Recently, we had the opportunity to help Hillary Brown, co-founder of HOW, an organization that helps children, the elderly and the disabled in Vietnam.
Helping Orphans Worldwide
HOW (Helping Orphans Worldwide) is a small charity, but it operates several remarkable projects, including:
- A program to help Vietnamese children affected by the rare skin disease Epidermolysis bullosa (EB), which causes the skin to be so fragile that even the slightest friction causes painful blisters. HOW provides wound care supplies and other support to these children and their families, along with training for the medical professionals who care for them.
- A tutoring and mentorship program for children in an orphanage.
- A nutritional program supplying milk, rice and vegetables to Vietnamese orphanages, children living with EB and other needy groups.
- Support for clinics treating people afflicted with tuberculosis, HIV/AID’s and Hansen’s disease (leprosy).
- The Starfish program, which helps desperately ill children like the little girl pictured above get the medical care they need to survive.
With so much on her plate, it’s no wonder Hillary didn’t notice how quickly her passport was filling up with stamps! We helped her get the extra pages she needed to get back to Vietnam.
I caught up with Hillary via email to ask her about her work and her experiences in Vietnam.
Q. What do you like most about Vietnam?
A) What I like most about Vietnam is the people, they are warm, caring, and very caring about people who
come to help and the young people are eager to help when given the opportunity.
The food is wonderful, the places to visit (although I personally have not been to visit much as I work all of the time) but our volunteers have really enjoyed the beauty, beaches, traveling and seeing amazing sites and the history of course is very sad but they make the best of it with grace.
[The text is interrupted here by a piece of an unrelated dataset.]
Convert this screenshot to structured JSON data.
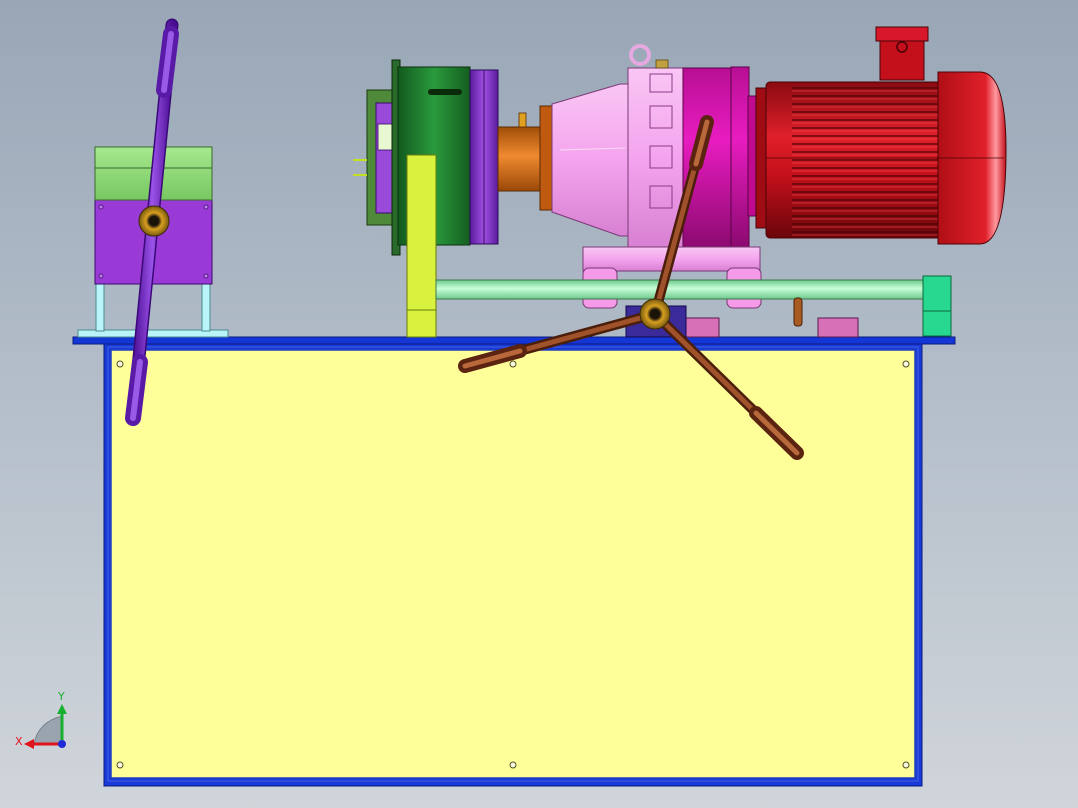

There is so much to see, do and learn. There are so many wonderful things about Vietnam. Our work shows us a different side which is difficult but with a lot of hard work we are welcomed in
the country to assist in a responsible and transparent way.
Q) Do you have any advice for someone considering volunteering or “voluntourism” in Vietnam?
We only take groups of 6 at a time to keep it very intimate and we VET, CHECK AND INTERVIEW all volunteers after they have filled out an application so we can be very sure the children are safe. This program also gives our foreign volunteers an opportunity to learn about Vietnam through our local volunteers and great friendships are made for life.
I would say to look into the program you are joining and research the NGO to make sure they are registered in country and not just trying to make a living off of people who are traveling. This is a touchy subject but one I have strong feelings about. The children and local volunteers safety comes first and while people have good intentions, there are sometimes things they don’t consider. I would talk to a volunteer who has been involved with the charity or NGO of choice. I
would check with www.guidestar.org to see if the NGO is registered, and transparent. HOW has Silver Status with Guidestar but we always believe in checking things out before you dive in and then… DIVE IN!
— Hillary Brown (@HillaryHOW) February 17, 2014
Hillary says, “Thanks RushMyPassport for helping me to get the additional pages taken care of so quickly and with such ease, this helped me in more ways then I can express as I was able to focus on my work and not worry about the passport issues. I am so grateful for this!!”
You are so welcome, Hillary. We’re glad we could help!